Element data from apps and pages:
________________
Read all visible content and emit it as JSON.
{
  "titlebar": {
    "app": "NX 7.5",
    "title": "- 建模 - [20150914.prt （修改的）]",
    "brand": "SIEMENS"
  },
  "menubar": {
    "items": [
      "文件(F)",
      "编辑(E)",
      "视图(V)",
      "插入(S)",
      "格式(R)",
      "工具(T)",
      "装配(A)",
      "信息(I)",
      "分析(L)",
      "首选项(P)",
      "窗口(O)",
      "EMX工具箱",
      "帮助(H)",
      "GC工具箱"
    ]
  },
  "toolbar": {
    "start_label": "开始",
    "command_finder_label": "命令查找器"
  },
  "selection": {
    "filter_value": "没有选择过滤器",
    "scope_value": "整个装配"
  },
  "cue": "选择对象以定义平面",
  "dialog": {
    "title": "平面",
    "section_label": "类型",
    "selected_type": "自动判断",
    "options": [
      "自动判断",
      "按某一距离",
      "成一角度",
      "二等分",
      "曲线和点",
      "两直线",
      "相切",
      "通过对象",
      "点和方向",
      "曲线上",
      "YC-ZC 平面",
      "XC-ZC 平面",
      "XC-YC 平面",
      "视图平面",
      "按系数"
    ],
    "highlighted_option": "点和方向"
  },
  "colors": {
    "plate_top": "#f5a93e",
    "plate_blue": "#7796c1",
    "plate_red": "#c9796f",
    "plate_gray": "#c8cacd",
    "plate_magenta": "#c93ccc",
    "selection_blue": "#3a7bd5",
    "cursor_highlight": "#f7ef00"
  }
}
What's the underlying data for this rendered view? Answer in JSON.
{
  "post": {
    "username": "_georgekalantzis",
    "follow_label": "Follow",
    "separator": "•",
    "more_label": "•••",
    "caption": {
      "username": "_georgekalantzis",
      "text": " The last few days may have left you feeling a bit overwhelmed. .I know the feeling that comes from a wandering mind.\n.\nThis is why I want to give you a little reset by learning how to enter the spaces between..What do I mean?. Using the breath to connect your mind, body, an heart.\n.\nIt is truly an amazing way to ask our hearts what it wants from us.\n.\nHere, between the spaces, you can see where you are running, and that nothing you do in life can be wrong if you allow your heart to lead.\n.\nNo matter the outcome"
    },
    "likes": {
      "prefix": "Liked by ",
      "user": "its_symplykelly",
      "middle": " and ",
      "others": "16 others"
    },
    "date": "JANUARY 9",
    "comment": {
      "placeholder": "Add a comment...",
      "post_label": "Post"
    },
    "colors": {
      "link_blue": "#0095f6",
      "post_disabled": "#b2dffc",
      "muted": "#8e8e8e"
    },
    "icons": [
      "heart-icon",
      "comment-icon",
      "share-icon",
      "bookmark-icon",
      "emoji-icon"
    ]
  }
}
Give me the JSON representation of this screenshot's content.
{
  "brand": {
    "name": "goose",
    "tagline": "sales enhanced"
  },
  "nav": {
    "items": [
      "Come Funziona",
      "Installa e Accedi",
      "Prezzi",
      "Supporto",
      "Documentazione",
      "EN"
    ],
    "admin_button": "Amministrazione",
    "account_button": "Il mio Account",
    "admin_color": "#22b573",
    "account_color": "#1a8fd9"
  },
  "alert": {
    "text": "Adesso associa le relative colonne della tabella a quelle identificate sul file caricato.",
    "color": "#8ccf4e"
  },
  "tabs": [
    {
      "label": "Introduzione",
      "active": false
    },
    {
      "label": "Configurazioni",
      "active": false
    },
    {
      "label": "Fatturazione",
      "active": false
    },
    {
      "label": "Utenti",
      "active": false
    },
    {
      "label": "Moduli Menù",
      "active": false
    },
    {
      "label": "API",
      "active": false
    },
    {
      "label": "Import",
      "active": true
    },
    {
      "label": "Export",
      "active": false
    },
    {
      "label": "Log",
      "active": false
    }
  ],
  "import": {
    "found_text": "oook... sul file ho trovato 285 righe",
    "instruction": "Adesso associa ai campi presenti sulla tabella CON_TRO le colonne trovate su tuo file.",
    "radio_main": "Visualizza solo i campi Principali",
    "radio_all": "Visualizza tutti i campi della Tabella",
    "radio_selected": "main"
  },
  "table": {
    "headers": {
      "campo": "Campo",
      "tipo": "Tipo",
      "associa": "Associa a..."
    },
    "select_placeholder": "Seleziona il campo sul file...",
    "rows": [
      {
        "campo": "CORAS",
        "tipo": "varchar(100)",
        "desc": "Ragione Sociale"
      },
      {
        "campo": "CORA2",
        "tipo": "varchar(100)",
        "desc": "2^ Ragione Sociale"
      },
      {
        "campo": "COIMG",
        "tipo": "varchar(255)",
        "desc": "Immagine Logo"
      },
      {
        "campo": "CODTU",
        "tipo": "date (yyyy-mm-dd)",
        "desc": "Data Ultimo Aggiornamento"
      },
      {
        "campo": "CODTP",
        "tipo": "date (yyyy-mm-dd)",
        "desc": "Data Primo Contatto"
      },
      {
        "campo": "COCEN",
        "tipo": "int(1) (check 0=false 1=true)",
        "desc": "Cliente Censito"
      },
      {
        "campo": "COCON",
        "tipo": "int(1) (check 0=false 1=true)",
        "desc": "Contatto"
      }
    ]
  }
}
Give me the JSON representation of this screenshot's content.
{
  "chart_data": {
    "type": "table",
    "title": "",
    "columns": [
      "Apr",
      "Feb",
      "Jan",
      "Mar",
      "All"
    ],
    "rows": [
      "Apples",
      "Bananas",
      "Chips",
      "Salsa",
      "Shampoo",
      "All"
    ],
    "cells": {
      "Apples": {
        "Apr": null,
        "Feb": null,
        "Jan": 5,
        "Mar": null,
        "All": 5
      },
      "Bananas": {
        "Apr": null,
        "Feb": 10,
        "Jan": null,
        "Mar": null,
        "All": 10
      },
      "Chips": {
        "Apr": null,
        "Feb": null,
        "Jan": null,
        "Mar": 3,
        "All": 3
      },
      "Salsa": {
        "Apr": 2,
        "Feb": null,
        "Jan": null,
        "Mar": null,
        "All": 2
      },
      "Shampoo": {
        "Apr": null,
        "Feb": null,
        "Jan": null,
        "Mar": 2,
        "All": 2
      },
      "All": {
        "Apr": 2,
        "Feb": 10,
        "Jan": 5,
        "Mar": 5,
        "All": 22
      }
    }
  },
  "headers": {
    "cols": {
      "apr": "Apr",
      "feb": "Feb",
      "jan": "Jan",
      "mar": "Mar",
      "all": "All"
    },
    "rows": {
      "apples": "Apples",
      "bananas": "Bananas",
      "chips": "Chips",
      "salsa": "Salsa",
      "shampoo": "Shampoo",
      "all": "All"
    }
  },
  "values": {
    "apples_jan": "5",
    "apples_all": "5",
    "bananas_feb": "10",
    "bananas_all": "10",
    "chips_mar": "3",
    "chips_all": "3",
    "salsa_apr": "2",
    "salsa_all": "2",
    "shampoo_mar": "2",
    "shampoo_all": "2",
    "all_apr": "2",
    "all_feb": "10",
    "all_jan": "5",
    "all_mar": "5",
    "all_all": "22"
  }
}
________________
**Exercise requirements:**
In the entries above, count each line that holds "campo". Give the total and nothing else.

**Response to this exercise:**
9